Darkens? Among the rain and stone places

I find only an ancient sadness falling,

Only hurrying and troubled faces,

The walking of girls' vulnerable feet,

The heart in its own endless silence kneeling.


Within the dream you said:

Let us kiss then,

In this room, in this bed,

But when all's done

We must not meet again.

Hearing this last word,

There was no lambing-night,

No gale-driven bird

Nor frost-encircled root

As cold as my heart.



At one the wind rose,

And with it the noise

Of the black poplars.

Long since had the living

By a thin twine

Been led into their dreams

Where lanterns shine

Under a still veil

Of falling streams;

Long since had the dead

Become untroubled

In the light soil.

There were no mouths

To drink of the wind,

Nor any eyes

To sharpen on the stars'

Wide heaven-holding,

Only the sound

Long sibilant-muscled trees

Were lifting up, the black poplars.

And in their blazing solitude

The stars sang in their sockets through the night:

'Blow bright, blow bright

The coal of this unquickened world.'


Like the train's beat

Swift language flutters the lips

Of the Polish airgirl in the corner seat.

The swinging and narrowing sun

Lights her eyelashes, shapes

Her sharp vivacity of bone.

Hair, wild and controlled, runs back:

And gestures like these English oaks

Flash past the windows of her foreign talk.

The train runs on through wilderness

Of cities. Still the hammered miles

Diversify behind her face.

And all humanity of interest

Before her angled beauty falls,

As whorling notes are pressed

In a bird's throat, issuing meaningless

Through written skies; a voice

Watering a stony place.


I put my mouth

Close to running water:

Flow north, flow south,

It will not matter,

It is not love you will find.

I told the wind:

It took away my words:

It is not love you will find,

Only the bright-tongued birds,

Only a moon with no home.

It is not love you will find:

You have no limbs

Crying for stillness, you have no mind

Trembling with seraphim,

You have no death to come.


Nursery Tale

All I remember is

The horseman, the moonlit hedges,

The hoofbeats shut suddenly in the yard,

The hand finding the door unbarred:

And I recall the room where he was brought,

Hung black and candlelit; a sort

Of meal laid out in mockery; for though

His place was set, there was no more

Than one unpolished pewter dish, that bore

The battered carcase of a carrion crow.

So every journey that I make

Leads me, as in the story he was led,

To some new ambush, to some fresh mistake:

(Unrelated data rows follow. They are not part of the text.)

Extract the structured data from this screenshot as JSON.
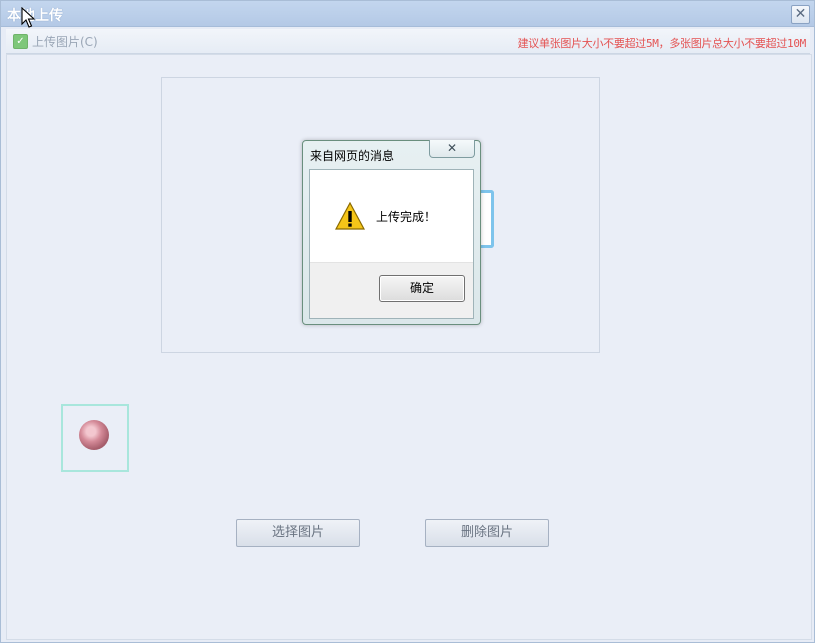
{
  "window": {
    "title": "本地上传",
    "close_glyph": "✕"
  },
  "toolbar": {
    "upload_label": "上传图片(C)",
    "hint": "建议单张图片大小不要超过5M，多张图片总大小不要超过10M"
  },
  "buttons": {
    "select": "选择图片",
    "delete": "删除图片"
  },
  "dialog": {
    "title": "来自网页的消息",
    "close_glyph": "✕",
    "message": "上传完成！",
    "ok": "确定"
  },
  "icons": {
    "warning": "warning-icon",
    "checkbox": "checkmark-icon",
    "cursor": "mouse-cursor-icon"
  },
  "colors": {
    "hint_red": "#e45252",
    "titlebar": "#b4c9e6"
  }
}
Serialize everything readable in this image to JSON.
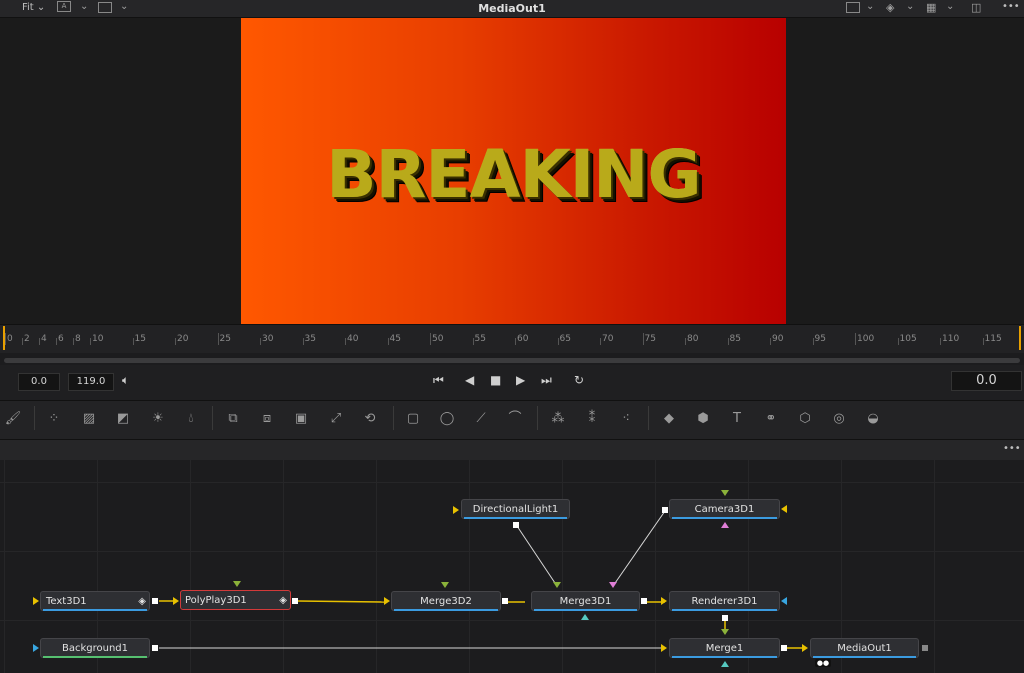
{
  "topbar": {
    "fit_label": "Fit",
    "title": "MediaOut1",
    "more_label": "•••"
  },
  "viewer": {
    "text": "BREAKING"
  },
  "ruler": {
    "labels": [
      "0",
      "2",
      "4",
      "6",
      "8",
      "10",
      "15",
      "20",
      "25",
      "30",
      "35",
      "40",
      "45",
      "50",
      "55",
      "60",
      "65",
      "70",
      "75",
      "80",
      "85",
      "90",
      "95",
      "100",
      "105",
      "110",
      "115"
    ]
  },
  "transport": {
    "start_value": "0.0",
    "end_value": "119.0",
    "current_time": "0.0"
  },
  "node_editor": {
    "more_label": "•••",
    "nodes": {
      "text3d": "Text3D1",
      "polyplay3d": "PolyPlay3D1",
      "merge3d2": "Merge3D2",
      "merge3d1": "Merge3D1",
      "renderer3d": "Renderer3D1",
      "directional_light": "DirectionalLight1",
      "camera3d": "Camera3D1",
      "background": "Background1",
      "merge1": "Merge1",
      "mediaout": "MediaOut1"
    }
  },
  "colors": {
    "frame_left": "#ff5800",
    "frame_right": "#b80000",
    "text": "#b9aa1a",
    "yellow_connector": "#e8c100",
    "blue_connector": "#38a6e0",
    "green_connector": "#8bb23a"
  }
}
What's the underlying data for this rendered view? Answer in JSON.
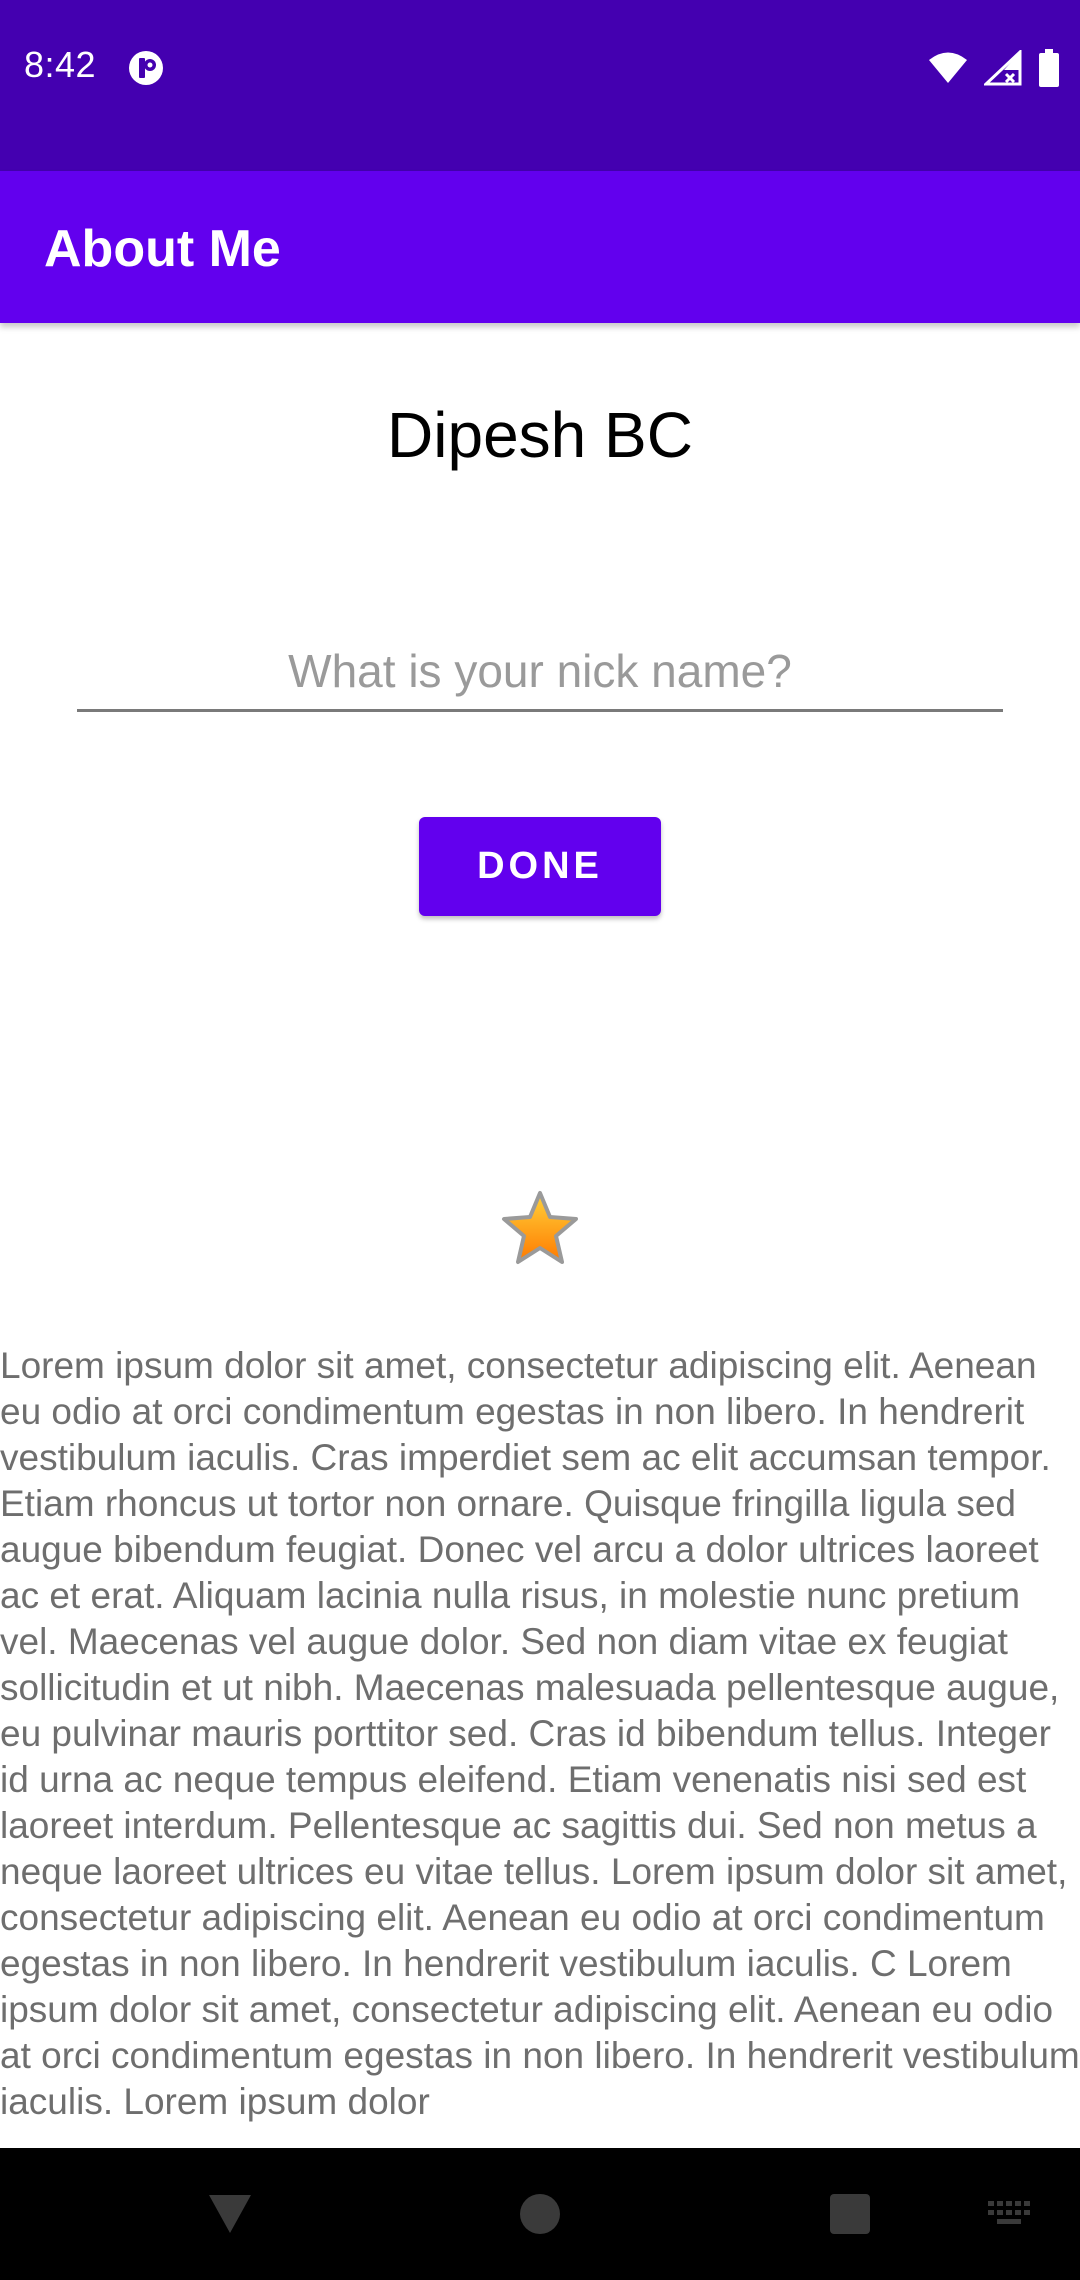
{
  "status_bar": {
    "time": "8:42",
    "background": "#4400b0",
    "icons": [
      "app-notification-icon",
      "wifi-icon",
      "signal-icon",
      "battery-icon"
    ]
  },
  "app_bar": {
    "title": "About Me",
    "background": "#6200ee"
  },
  "profile": {
    "name": "Dipesh BC"
  },
  "nickname_input": {
    "value": "",
    "placeholder": "What is your nick name?"
  },
  "done_button": {
    "label": "DONE",
    "color": "#6200ee"
  },
  "star": {
    "icon": "star-icon"
  },
  "bio": {
    "text": "Lorem ipsum dolor sit amet, consectetur adipiscing elit. Aenean eu odio at orci condimentum egestas in non libero. In hendrerit vestibulum iaculis. Cras imperdiet sem ac elit accumsan tempor. Etiam rhoncus ut tortor non ornare. Quisque fringilla ligula sed augue bibendum feugiat. Donec vel arcu a dolor ultrices laoreet ac et erat. Aliquam lacinia nulla risus, in molestie nunc pretium vel. Maecenas vel augue dolor. Sed non diam vitae ex feugiat sollicitudin et ut nibh. Maecenas malesuada pellentesque augue, eu pulvinar mauris porttitor sed. Cras id bibendum tellus. Integer id urna ac neque tempus eleifend. Etiam venenatis nisi sed est laoreet interdum. Pellentesque ac sagittis dui. Sed non metus a neque laoreet ultrices eu vitae tellus. Lorem ipsum dolor sit amet, consectetur adipiscing elit. Aenean eu odio at orci condimentum egestas in non libero. In hendrerit vestibulum iaculis. C Lorem ipsum dolor sit amet, consectetur adipiscing elit. Aenean eu odio at orci condimentum egestas in non libero. In hendrerit vestibulum iaculis. Lorem ipsum dolor",
    "color": "#6e6e6e"
  },
  "nav_bar": {
    "buttons": [
      "back-icon",
      "home-icon",
      "recents-icon",
      "keyboard-icon"
    ]
  }
}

So every journey I begin foretells

A weariness of daybreak, spread

With carrion kisses, carrion farewells.


The Dancer


Or falling leaf,

Which ought I to imitate

In my dancing?

And if she were to admit

The world weaved by her feet

Is leafless, is incomplete?

And if she abandoned it,

Broke the pivoted dance,

Set loose the audience?

Then would the moon go raving,

The moon, the anchorless

Moon go swerving

Down at the earth for a catastrophic kiss.